3. Lockean Political Individualism
a. It maintains that man is rational, autonomous, free and equal before the law.
b. Man possesses natural inalienable rights and the state is subordinate to the individual.
c. The state exists by mutual consent solely to protect individual rights.
4. Hegel's view is the opposite of John Locke claiming that the state is politically and morally superior to the individual.
a. Hegel says: "The state has a supreme right against the individual whose supreme duty it is to be a member of the state."
b. He regards the individualism of the Enlightenment as a glorification of personal egoism and political oligarchy (rule by the wealthy).
5. Hegel's political philosophy is Political Absolutism or statism.
a. It affirms the subordination of the individual to the state and claims for the state absolute political power and moral authority.
b. Its Central Focus: The individual exists for the state, not the state for the individual.
Rejection of Political Democracy
1. Hegel maintains that in the modern world the state must have a constitution.
2. The constitution should establish three powers:
a. The Legislative Branch which determines the laws.
b. The Executive which carries out the laws in respect to particular cases.
c. A Monarch or King who has the power of personal decision and who embodies in his own person the will of the state.
3. The Legislative Body
a. Hegel is opposed to the election of individuals by universal suffrage.
b. He maintains that universal suffrage makes the public (at election time) a mere formless, meaningless mass lacking any organic unity.
c. Hegel denies that the general public is in any position to know what its own interests or for what or for whom to vote.
4. Hegel calls for the people to be represented by three estates or classes.
a. These estates will represent agriculture, business, and civil service.
b. These representatives will not be elected, but will hold office either by appointment or by aristocratic birth.
5. Hegel's political philosophy rejects the central concepts of political liberalism.
ie. Individualism and Democracy
Relativity of Politics To Society
1. Hegel does not suggest that all states should follow the model he has established.
2. He maintains it is ridiculous to argue in the abstract as to what government is best.
3. Every nation has the kind of government which expresses the spirit of the people (its own) and what was appropriate for its own time.
4. Hegel says a constitution represents (or should represent) the historical development of the spirit of the people.

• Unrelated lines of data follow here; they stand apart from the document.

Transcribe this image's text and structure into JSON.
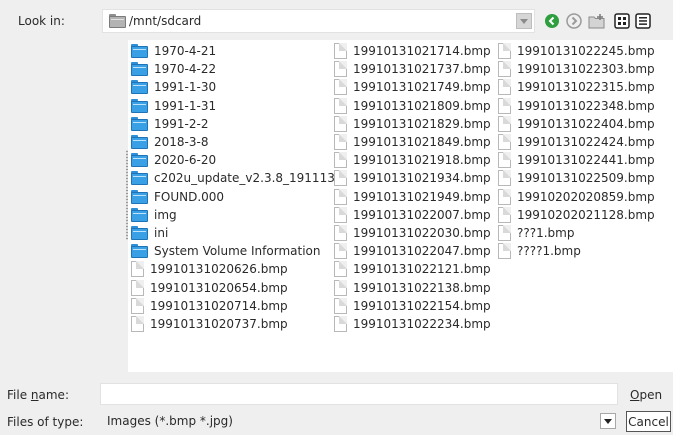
{
  "look_in": {
    "label": "Look in:",
    "path": "/mnt/sdcard"
  },
  "toolbar": {
    "back_icon": "back-arrow-icon",
    "forward_icon": "forward-arrow-icon",
    "new_folder_icon": "new-folder-icon",
    "list_view_icon": "list-view-icon",
    "detail_view_icon": "detail-view-icon",
    "accent_green": "#2e9e3e",
    "disabled_gray": "#9a9a9a"
  },
  "files": {
    "column1": [
      {
        "name": "1970-4-21",
        "type": "folder"
      },
      {
        "name": "1970-4-22",
        "type": "folder"
      },
      {
        "name": "1991-1-30",
        "type": "folder"
      },
      {
        "name": "1991-1-31",
        "type": "folder"
      },
      {
        "name": "1991-2-2",
        "type": "folder"
      },
      {
        "name": "2018-3-8",
        "type": "folder"
      },
      {
        "name": "2020-6-20",
        "type": "folder"
      },
      {
        "name": "c202u_update_v2.3.8_191113",
        "type": "folder"
      },
      {
        "name": "FOUND.000",
        "type": "folder"
      },
      {
        "name": "img",
        "type": "folder"
      },
      {
        "name": "ini",
        "type": "folder"
      },
      {
        "name": "System Volume Information",
        "type": "folder"
      },
      {
        "name": "19910131020626.bmp",
        "type": "file"
      },
      {
        "name": "19910131020654.bmp",
        "type": "file"
      },
      {
        "name": "19910131020714.bmp",
        "type": "file"
      },
      {
        "name": "19910131020737.bmp",
        "type": "file"
      }
    ],
    "column2": [
      {
        "name": "19910131021714.bmp",
        "type": "file"
      },
      {
        "name": "19910131021737.bmp",
        "type": "file"
      },
      {
        "name": "19910131021749.bmp",
        "type": "file"
      },
      {
        "name": "19910131021809.bmp",
        "type": "file"
      },
      {
        "name": "19910131021829.bmp",
        "type": "file"
      },
      {
        "name": "19910131021849.bmp",
        "type": "file"
      },
      {
        "name": "19910131021918.bmp",
        "type": "file"
      },
      {
        "name": "19910131021934.bmp",
        "type": "file"
      },
      {
        "name": "19910131021949.bmp",
        "type": "file"
      },
      {
        "name": "19910131022007.bmp",
        "type": "file"
      },
      {
        "name": "19910131022030.bmp",
        "type": "file"
      },
      {
        "name": "19910131022047.bmp",
        "type": "file"
      },
      {
        "name": "19910131022121.bmp",
        "type": "file"
      },
      {
        "name": "19910131022138.bmp",
        "type": "file"
      },
      {
        "name": "19910131022154.bmp",
        "type": "file"
      },
      {
        "name": "19910131022234.bmp",
        "type": "file"
      }
    ],
    "column3": [
      {
        "name": "19910131022245.bmp",
        "type": "file"
      },
      {
        "name": "19910131022303.bmp",
        "type": "file"
      },
      {
        "name": "19910131022315.bmp",
        "type": "file"
      },
      {
        "name": "19910131022348.bmp",
        "type": "file"
      },
      {
        "name": "19910131022404.bmp",
        "type": "file"
      },
      {
        "name": "19910131022424.bmp",
        "type": "file"
      },
      {
        "name": "19910131022441.bmp",
        "type": "file"
      },
      {
        "name": "19910131022509.bmp",
        "type": "file"
      },
      {
        "name": "19910202020859.bmp",
        "type": "file"
      },
      {
        "name": "19910202021128.bmp",
        "type": "file"
      },
      {
        "name": "???1.bmp",
        "type": "file"
      },
      {
        "name": "????1.bmp",
        "type": "file"
      }
    ]
  },
  "file_name": {
    "label_prefix": "File ",
    "label_mnemonic": "n",
    "label_suffix": "ame:",
    "value": ""
  },
  "files_of_type": {
    "label": "Files of type:",
    "value": "Images (*.bmp *.jpg)"
  },
  "buttons": {
    "open_mnemonic": "O",
    "open_rest": "pen",
    "cancel": "Cancel"
  }
}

a. Hegel is saying that a nation's politics is relative to its history.
b. If substantial freedom is to be realized, it is impossible for government to be imposed from an external source.
Philosophy and Politics
1. Hegel denies that philosophy has the power to change the course of a nation or of the world.
a. The philosopher cannot transcend his own culture and offer a blueprint or system which has validity for the future.
b. The philosopher can only see and understand his own actual society.
c. The philosopher should attempt to see the rational concept which the Absolute has revealed to it.
2. Philosophy can grasp the truth of a culture only when it has matured enough to see and understand what the Absolute has revealed to it.
a. Hegel believes that at this point it is too late for society to change.
b. He believes that philosophic wisdom comes too late within any society to transform it, but can only make it possible for the society to understand itself.
c. Hegel takes the symbol of the owl which was the symbol of Minerva, the Roman Goddess of Wisdom.
"The owl of Minerva spreads its wings and takes flight when the shades of night are falling."
1. It is Hegel's belief that philosophy comes too late to change the world -- this is exactly what Karl Marx challenged in Hegel.
2. In responding to the owl of Minerva, Marx said:
"The philosophers have so far only interpreted the world, in various ways; the point, however, is to change it."